* [Exercise objective] Tally every line in the data that has the word "value" and report only the total.

Data to process Block Start

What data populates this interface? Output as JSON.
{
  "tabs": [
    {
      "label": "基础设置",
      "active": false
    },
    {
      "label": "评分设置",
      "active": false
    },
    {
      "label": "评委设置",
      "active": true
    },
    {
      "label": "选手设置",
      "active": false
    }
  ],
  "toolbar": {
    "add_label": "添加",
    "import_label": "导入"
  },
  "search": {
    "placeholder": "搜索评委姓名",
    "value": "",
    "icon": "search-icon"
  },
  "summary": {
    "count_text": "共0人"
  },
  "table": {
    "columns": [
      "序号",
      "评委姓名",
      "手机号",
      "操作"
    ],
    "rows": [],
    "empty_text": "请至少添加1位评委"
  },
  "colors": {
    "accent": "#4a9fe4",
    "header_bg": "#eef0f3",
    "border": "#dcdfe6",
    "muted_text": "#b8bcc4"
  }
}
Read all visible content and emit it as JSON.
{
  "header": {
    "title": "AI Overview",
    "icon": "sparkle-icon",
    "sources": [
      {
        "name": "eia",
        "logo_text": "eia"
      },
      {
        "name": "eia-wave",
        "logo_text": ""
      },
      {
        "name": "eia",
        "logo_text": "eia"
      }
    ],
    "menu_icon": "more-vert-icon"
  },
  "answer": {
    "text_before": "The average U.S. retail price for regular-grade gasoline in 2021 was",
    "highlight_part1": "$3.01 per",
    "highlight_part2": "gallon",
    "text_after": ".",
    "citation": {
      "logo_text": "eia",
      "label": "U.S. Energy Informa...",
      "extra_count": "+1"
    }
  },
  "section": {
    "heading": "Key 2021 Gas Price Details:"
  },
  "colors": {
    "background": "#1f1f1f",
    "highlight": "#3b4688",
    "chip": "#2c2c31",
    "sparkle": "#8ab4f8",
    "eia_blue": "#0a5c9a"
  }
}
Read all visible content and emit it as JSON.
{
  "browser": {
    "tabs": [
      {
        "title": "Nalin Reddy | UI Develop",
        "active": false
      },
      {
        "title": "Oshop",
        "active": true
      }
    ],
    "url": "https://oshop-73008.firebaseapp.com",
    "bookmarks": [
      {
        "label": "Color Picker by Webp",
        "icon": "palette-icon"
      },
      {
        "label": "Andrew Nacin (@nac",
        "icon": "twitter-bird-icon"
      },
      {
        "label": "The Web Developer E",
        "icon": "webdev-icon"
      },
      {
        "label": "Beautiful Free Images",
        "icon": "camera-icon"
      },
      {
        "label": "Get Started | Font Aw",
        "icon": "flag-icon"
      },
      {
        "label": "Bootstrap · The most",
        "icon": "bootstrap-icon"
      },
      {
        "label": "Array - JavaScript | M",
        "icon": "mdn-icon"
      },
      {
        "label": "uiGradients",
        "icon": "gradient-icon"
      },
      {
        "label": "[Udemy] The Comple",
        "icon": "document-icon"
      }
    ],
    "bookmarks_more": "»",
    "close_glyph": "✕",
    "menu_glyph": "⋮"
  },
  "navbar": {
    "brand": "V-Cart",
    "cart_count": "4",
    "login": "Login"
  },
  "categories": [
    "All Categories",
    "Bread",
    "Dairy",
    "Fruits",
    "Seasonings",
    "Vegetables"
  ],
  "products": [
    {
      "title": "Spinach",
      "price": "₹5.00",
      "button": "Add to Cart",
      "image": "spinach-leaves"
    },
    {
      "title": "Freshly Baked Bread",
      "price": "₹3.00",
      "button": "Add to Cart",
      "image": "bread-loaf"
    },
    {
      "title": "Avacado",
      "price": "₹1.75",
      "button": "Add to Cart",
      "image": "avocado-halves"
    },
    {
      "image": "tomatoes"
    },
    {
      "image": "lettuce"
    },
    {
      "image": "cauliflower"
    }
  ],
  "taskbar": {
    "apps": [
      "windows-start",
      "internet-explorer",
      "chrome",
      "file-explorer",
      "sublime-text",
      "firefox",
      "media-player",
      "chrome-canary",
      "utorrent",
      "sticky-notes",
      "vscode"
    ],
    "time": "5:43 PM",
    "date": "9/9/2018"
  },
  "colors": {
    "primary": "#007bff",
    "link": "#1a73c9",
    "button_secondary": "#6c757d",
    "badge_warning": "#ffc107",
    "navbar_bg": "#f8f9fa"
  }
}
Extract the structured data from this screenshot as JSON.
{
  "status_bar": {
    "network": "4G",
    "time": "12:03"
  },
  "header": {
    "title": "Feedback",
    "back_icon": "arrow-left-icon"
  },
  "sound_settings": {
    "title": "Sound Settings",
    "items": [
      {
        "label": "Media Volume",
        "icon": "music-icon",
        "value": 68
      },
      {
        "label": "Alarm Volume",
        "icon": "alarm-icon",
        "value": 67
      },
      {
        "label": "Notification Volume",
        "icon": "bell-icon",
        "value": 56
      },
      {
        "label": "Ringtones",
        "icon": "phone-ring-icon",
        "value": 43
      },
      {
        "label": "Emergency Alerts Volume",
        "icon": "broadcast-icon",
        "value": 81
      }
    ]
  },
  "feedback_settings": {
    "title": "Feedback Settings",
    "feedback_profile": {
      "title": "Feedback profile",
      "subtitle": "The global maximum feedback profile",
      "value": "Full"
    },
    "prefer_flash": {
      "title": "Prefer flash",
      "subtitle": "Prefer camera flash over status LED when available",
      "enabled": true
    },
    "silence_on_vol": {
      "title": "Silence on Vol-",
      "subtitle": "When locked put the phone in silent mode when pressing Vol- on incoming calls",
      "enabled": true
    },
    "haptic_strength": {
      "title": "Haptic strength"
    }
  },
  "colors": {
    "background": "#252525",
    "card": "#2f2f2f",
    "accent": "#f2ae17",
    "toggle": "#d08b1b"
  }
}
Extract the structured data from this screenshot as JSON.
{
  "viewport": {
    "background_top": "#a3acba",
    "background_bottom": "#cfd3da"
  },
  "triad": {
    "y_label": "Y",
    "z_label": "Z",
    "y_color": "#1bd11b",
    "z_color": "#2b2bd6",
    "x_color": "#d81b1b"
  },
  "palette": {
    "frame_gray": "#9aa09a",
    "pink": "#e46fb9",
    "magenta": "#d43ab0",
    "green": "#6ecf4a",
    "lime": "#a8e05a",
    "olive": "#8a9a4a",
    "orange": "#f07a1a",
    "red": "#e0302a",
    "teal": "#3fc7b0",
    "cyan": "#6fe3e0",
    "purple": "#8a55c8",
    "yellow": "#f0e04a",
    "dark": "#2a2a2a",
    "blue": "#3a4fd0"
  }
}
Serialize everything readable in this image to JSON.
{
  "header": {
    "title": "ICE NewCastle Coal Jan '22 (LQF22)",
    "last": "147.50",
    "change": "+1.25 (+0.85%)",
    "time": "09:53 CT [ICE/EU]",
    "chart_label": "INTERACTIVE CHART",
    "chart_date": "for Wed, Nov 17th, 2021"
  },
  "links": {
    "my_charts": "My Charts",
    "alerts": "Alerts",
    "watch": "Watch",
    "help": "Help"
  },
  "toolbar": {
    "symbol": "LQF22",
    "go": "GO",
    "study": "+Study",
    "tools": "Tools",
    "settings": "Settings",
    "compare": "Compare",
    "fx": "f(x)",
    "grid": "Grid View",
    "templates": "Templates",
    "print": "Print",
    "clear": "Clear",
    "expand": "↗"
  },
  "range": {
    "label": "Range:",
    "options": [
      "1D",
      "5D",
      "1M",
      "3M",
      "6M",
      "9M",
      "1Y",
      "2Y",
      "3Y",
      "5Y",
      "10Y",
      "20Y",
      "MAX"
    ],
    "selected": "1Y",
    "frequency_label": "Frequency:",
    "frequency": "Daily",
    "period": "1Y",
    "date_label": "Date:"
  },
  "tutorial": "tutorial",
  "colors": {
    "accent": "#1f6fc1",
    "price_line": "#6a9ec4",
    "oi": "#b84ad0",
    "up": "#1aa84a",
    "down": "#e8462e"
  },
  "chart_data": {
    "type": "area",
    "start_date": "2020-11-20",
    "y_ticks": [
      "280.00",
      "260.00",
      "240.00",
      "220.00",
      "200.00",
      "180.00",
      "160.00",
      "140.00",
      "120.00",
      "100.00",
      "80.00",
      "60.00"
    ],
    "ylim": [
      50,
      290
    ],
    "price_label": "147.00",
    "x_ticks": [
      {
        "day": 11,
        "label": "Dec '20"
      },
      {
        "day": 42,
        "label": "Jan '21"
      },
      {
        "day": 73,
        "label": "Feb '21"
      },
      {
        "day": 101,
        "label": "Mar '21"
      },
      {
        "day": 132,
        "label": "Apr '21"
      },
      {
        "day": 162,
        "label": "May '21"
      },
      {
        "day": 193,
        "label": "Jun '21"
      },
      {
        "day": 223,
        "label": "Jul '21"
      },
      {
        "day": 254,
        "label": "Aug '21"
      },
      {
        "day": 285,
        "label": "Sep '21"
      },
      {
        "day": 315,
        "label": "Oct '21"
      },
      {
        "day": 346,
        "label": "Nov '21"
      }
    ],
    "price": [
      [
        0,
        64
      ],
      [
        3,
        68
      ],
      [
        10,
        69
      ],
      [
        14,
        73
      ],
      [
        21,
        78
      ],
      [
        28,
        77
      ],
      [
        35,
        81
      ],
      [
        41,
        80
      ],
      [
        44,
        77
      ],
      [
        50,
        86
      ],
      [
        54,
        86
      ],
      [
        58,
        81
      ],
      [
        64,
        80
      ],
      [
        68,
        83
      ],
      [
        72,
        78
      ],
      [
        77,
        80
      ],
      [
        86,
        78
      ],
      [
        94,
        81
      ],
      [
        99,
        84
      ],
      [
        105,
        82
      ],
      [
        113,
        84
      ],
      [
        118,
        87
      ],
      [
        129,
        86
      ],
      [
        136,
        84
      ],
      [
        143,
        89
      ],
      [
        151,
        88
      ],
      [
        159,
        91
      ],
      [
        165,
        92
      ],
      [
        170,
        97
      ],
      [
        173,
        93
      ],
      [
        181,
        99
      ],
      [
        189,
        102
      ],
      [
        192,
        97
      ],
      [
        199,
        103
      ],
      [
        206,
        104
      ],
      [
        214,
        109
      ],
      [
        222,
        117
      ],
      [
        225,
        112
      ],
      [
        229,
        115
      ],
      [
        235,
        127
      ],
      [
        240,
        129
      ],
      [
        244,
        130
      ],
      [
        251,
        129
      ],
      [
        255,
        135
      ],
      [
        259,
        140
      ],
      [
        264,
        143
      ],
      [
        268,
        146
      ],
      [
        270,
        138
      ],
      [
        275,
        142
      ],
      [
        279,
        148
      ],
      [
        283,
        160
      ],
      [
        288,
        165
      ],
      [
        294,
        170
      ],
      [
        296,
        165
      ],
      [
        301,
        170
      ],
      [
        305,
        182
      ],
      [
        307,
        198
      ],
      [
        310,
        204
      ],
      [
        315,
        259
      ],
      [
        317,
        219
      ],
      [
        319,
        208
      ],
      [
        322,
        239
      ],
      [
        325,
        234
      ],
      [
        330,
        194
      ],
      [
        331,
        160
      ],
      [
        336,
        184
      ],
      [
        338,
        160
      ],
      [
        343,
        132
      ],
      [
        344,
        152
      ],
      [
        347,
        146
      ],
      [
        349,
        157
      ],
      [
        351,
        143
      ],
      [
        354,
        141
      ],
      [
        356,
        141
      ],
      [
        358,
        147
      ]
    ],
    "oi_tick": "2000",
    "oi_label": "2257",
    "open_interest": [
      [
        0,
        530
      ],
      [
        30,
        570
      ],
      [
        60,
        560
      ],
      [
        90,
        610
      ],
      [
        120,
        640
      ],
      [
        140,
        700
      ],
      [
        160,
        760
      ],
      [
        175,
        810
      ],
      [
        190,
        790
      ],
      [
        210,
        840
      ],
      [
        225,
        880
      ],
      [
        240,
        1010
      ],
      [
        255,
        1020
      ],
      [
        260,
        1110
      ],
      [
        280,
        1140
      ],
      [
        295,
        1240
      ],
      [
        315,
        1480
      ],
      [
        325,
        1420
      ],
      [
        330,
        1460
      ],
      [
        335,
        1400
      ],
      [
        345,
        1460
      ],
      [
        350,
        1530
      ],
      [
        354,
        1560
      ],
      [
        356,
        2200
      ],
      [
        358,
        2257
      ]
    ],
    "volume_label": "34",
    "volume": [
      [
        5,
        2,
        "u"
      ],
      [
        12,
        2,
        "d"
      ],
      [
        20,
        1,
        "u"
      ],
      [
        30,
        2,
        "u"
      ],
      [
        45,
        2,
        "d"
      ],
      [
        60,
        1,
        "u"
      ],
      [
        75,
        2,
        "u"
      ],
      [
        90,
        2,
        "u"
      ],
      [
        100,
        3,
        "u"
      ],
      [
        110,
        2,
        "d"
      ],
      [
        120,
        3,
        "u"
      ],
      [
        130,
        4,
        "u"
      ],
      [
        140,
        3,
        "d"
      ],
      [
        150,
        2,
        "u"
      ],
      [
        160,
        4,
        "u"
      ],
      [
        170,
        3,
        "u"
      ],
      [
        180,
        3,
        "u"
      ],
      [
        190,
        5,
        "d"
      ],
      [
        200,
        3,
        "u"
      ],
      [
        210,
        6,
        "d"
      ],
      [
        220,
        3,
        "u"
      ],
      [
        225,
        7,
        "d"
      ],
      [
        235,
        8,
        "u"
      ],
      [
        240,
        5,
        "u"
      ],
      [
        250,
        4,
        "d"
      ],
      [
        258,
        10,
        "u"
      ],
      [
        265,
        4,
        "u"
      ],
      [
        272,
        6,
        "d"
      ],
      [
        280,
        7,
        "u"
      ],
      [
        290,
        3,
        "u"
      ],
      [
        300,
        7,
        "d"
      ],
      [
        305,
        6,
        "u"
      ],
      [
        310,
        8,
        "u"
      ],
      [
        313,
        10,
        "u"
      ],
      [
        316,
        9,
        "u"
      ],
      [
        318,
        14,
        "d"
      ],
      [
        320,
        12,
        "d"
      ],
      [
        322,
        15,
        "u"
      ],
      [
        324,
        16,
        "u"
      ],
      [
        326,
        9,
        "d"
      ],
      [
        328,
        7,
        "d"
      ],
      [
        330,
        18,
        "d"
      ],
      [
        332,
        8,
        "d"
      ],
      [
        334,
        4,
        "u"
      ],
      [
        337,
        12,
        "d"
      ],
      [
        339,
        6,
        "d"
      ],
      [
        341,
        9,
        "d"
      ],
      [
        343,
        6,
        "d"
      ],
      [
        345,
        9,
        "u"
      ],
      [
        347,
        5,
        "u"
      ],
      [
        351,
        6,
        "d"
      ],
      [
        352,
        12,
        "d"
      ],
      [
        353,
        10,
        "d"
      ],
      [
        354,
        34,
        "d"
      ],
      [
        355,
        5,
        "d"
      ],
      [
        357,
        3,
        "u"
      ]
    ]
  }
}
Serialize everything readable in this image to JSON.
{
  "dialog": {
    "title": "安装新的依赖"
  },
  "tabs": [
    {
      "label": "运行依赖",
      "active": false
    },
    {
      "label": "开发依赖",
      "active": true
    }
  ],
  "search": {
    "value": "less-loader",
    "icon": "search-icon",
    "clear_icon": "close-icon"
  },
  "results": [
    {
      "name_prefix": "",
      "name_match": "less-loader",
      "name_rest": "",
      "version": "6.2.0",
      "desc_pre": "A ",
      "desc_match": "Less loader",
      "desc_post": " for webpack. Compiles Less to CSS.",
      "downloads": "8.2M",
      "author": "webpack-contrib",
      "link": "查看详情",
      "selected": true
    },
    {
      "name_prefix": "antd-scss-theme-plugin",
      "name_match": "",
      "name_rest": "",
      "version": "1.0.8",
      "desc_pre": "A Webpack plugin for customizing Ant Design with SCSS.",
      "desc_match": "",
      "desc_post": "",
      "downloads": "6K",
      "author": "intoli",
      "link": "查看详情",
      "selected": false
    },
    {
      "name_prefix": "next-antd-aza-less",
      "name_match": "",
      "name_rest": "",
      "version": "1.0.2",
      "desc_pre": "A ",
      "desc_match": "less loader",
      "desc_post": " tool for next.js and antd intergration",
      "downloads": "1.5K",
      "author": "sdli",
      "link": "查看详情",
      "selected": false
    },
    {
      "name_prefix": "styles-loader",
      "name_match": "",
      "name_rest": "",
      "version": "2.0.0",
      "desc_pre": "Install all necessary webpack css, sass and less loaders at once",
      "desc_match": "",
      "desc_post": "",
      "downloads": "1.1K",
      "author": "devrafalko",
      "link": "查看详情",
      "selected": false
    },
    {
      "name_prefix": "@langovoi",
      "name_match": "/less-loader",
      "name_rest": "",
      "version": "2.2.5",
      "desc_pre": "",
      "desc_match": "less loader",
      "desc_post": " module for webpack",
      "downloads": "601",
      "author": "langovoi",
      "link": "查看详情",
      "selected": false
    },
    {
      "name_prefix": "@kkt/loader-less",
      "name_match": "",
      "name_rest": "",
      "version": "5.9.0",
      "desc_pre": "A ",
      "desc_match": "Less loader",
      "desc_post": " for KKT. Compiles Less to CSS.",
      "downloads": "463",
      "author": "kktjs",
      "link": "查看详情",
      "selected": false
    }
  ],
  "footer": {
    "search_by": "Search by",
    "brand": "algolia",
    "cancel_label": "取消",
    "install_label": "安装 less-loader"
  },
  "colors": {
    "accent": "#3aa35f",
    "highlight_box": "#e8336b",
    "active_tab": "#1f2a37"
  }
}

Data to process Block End

* [Task output] 8